═══ Data ═══

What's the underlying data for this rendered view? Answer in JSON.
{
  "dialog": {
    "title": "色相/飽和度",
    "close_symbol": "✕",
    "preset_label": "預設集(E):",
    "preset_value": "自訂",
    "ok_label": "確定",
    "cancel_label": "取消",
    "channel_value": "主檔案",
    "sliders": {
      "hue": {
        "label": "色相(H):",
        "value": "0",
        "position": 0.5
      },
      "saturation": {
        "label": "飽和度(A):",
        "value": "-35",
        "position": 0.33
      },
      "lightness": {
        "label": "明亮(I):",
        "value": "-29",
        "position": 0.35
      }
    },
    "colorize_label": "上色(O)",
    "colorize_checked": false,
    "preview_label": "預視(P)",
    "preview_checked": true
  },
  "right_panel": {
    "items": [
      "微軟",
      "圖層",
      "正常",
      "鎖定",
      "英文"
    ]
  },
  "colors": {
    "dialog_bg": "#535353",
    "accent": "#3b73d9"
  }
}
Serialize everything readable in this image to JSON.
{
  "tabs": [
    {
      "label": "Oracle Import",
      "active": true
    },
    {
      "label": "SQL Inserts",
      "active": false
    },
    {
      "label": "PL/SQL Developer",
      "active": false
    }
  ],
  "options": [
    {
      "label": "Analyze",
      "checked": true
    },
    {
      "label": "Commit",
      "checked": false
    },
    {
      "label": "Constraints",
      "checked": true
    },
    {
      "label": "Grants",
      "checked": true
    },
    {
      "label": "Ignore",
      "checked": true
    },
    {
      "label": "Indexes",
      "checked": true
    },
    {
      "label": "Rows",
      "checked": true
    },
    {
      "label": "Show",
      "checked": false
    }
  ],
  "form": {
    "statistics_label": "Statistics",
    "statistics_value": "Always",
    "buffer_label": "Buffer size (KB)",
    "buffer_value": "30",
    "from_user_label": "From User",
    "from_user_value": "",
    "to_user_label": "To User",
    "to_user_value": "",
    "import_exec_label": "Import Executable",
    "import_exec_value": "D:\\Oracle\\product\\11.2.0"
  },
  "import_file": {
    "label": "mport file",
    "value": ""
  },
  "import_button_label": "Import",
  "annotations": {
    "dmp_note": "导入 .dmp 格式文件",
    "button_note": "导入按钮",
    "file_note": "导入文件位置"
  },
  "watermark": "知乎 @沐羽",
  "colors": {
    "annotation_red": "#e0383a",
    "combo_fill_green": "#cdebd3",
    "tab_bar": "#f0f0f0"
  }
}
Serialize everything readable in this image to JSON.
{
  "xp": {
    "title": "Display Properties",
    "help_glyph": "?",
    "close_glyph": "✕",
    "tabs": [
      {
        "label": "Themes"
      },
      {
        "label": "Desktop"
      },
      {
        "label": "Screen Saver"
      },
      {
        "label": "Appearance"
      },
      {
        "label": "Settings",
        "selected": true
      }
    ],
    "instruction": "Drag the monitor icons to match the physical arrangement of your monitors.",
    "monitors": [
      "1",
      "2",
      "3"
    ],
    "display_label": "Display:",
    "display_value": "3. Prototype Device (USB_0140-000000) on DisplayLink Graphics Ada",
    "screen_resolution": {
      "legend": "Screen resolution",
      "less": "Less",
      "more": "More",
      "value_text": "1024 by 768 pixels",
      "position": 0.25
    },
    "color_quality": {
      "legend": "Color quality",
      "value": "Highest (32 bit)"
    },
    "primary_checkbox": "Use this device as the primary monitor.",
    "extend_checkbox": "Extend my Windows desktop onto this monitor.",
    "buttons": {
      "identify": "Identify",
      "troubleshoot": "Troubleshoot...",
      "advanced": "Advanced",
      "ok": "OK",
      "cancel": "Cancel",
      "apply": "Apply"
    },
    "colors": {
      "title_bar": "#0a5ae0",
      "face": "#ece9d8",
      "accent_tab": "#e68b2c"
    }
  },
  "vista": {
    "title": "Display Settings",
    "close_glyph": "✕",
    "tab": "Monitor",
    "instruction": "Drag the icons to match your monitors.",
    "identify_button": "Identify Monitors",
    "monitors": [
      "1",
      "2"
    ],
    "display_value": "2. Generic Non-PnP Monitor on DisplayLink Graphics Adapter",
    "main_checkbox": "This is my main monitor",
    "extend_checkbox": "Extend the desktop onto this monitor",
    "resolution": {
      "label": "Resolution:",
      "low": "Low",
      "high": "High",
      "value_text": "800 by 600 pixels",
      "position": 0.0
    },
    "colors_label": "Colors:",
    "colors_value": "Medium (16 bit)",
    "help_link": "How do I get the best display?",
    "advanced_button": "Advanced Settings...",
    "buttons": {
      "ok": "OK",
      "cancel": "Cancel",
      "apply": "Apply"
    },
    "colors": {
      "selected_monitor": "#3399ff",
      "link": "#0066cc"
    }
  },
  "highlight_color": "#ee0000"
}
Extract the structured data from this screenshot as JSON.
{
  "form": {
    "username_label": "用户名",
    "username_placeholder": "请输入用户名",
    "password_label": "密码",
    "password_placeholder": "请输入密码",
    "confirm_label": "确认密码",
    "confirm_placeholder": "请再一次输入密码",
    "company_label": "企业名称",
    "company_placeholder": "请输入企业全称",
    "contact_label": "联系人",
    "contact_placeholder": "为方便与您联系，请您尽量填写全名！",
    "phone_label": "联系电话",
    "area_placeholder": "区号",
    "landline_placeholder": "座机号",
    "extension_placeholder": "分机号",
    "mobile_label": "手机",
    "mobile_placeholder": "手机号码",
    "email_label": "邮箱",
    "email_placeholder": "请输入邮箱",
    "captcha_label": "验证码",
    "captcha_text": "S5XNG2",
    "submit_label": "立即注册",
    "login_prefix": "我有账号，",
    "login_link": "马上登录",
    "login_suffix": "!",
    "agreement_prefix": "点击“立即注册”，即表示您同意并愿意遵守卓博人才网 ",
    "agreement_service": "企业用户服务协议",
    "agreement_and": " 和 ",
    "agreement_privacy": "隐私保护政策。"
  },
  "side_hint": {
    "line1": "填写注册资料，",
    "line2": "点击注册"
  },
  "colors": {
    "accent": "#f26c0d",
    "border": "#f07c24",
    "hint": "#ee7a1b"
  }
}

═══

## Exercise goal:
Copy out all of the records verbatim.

## Worked solution:
What's the underlying data for this rendered view? Answer in JSON.
{
  "dialog": {
    "title": "色相/飽和度",
    "close_symbol": "✕",
    "preset_label": "預設集(E):",
    "preset_value": "自訂",
    "ok_label": "確定",
    "cancel_label": "取消",
    "channel_value": "主檔案",
    "sliders": {
      "hue": {
        "label": "色相(H):",
        "value": "0",
        "position": 0.5
      },
      "saturation": {
        "label": "飽和度(A):",
        "value": "-35",
        "position": 0.33
      },
      "lightness": {
        "label": "明亮(I):",
        "value": "-29",
        "position": 0.35
      }
    },
    "colorize_label": "上色(O)",
    "colorize_checked": false,
    "preview_label": "預視(P)",
    "preview_checked": true
  },
  "right_panel": {
    "items": [
      "微軟",
      "圖層",
      "正常",
      "鎖定",
      "英文"
    ]
  },
  "colors": {
    "dialog_bg": "#535353",
    "accent": "#3b73d9"
  }
}
Serialize everything readable in this image to JSON.
{
  "tabs": [
    {
      "label": "Oracle Import",
      "active": true
    },
    {
      "label": "SQL Inserts",
      "active": false
    },
    {
      "label": "PL/SQL Developer",
      "active": false
    }
  ],
  "options": [
    {
      "label": "Analyze",
      "checked": true
    },
    {
      "label": "Commit",
      "checked": false
    },
    {
      "label": "Constraints",
      "checked": true
    },
    {
      "label": "Grants",
      "checked": true
    },
    {
      "label": "Ignore",
      "checked": true
    },
    {
      "label": "Indexes",
      "checked": true
    },
    {
      "label": "Rows",
      "checked": true
    },
    {
      "label": "Show",
      "checked": false
    }
  ],
  "form": {
    "statistics_label": "Statistics",
    "statistics_value": "Always",
    "buffer_label": "Buffer size (KB)",
    "buffer_value": "30",
    "from_user_label": "From User",
    "from_user_value": "",
    "to_user_label": "To User",
    "to_user_value": "",
    "import_exec_label": "Import Executable",
    "import_exec_value": "D:\\Oracle\\product\\11.2.0"
  },
  "import_file": {
    "label": "mport file",
    "value": ""
  },
  "import_button_label": "Import",
  "annotations": {
    "dmp_note": "导入 .dmp 格式文件",
    "button_note": "导入按钮",
    "file_note": "导入文件位置"
  },
  "watermark": "知乎 @沐羽",
  "colors": {
    "annotation_red": "#e0383a",
    "combo_fill_green": "#cdebd3",
    "tab_bar": "#f0f0f0"
  }
}
Serialize everything readable in this image to JSON.
{
  "xp": {
    "title": "Display Properties",
    "help_glyph": "?",
    "close_glyph": "✕",
    "tabs": [
      {
        "label": "Themes"
      },
      {
        "label": "Desktop"
      },
      {
        "label": "Screen Saver"
      },
      {
        "label": "Appearance"
      },
      {
        "label": "Settings",
        "selected": true
      }
    ],
    "instruction": "Drag the monitor icons to match the physical arrangement of your monitors.",
    "monitors": [
      "1",
      "2",
      "3"
    ],
    "display_label": "Display:",
    "display_value": "3. Prototype Device (USB_0140-000000) on DisplayLink Graphics Ada",
    "screen_resolution": {
      "legend": "Screen resolution",
      "less": "Less",
      "more": "More",
      "value_text": "1024 by 768 pixels",
      "position": 0.25
    },
    "color_quality": {
      "legend": "Color quality",
      "value": "Highest (32 bit)"
    },
    "primary_checkbox": "Use this device as the primary monitor.",
    "extend_checkbox": "Extend my Windows desktop onto this monitor.",
    "buttons": {
      "identify": "Identify",
      "troubleshoot": "Troubleshoot...",
      "advanced": "Advanced",
      "ok": "OK",
      "cancel": "Cancel",
      "apply": "Apply"
    },
    "colors": {
      "title_bar": "#0a5ae0",
      "face": "#ece9d8",
      "accent_tab": "#e68b2c"
    }
  },
  "vista": {
    "title": "Display Settings",
    "close_glyph": "✕",
    "tab": "Monitor",
    "instruction": "Drag the icons to match your monitors.",
    "identify_button": "Identify Monitors",
    "monitors": [
      "1",
      "2"
    ],
    "display_value": "2. Generic Non-PnP Monitor on DisplayLink Graphics Adapter",
    "main_checkbox": "This is my main monitor",
    "extend_checkbox": "Extend the desktop onto this monitor",
    "resolution": {
      "label": "Resolution:",
      "low": "Low",
      "high": "High",
      "value_text": "800 by 600 pixels",
      "position": 0.0
    },
    "colors_label": "Colors:",
    "colors_value": "Medium (16 bit)",
    "help_link": "How do I get the best display?",
    "advanced_button": "Advanced Settings...",
    "buttons": {
      "ok": "OK",
      "cancel": "Cancel",
      "apply": "Apply"
    },
    "colors": {
      "selected_monitor": "#3399ff",
      "link": "#0066cc"
    }
  },
  "highlight_color": "#ee0000"
}
Extract the structured data from this screenshot as JSON.
{
  "form": {
    "username_label": "用户名",
    "username_placeholder": "请输入用户名",
    "password_label": "密码",
    "password_placeholder": "请输入密码",
    "confirm_label": "确认密码",
    "confirm_placeholder": "请再一次输入密码",
    "company_label": "企业名称",
    "company_placeholder": "请输入企业全称",
    "contact_label": "联系人",
    "contact_placeholder": "为方便与您联系，请您尽量填写全名！",
    "phone_label": "联系电话",
    "area_placeholder": "区号",
    "landline_placeholder": "座机号",
    "extension_placeholder": "分机号",
    "mobile_label": "手机",
    "mobile_placeholder": "手机号码",
    "email_label": "邮箱",
    "email_placeholder": "请输入邮箱",
    "captcha_label": "验证码",
    "captcha_text": "S5XNG2",
    "submit_label": "立即注册",
    "login_prefix": "我有账号，",
    "login_link": "马上登录",
    "login_suffix": "!",
    "agreement_prefix": "点击“立即注册”，即表示您同意并愿意遵守卓博人才网 ",
    "agreement_service": "企业用户服务协议",
    "agreement_and": " 和 ",
    "agreement_privacy": "隐私保护政策。"
  },
  "side_hint": {
    "line1": "填写注册资料，",
    "line2": "点击注册"
  },
  "colors": {
    "accent": "#f26c0d",
    "border": "#f07c24",
    "hint": "#ee7a1b"
  }
}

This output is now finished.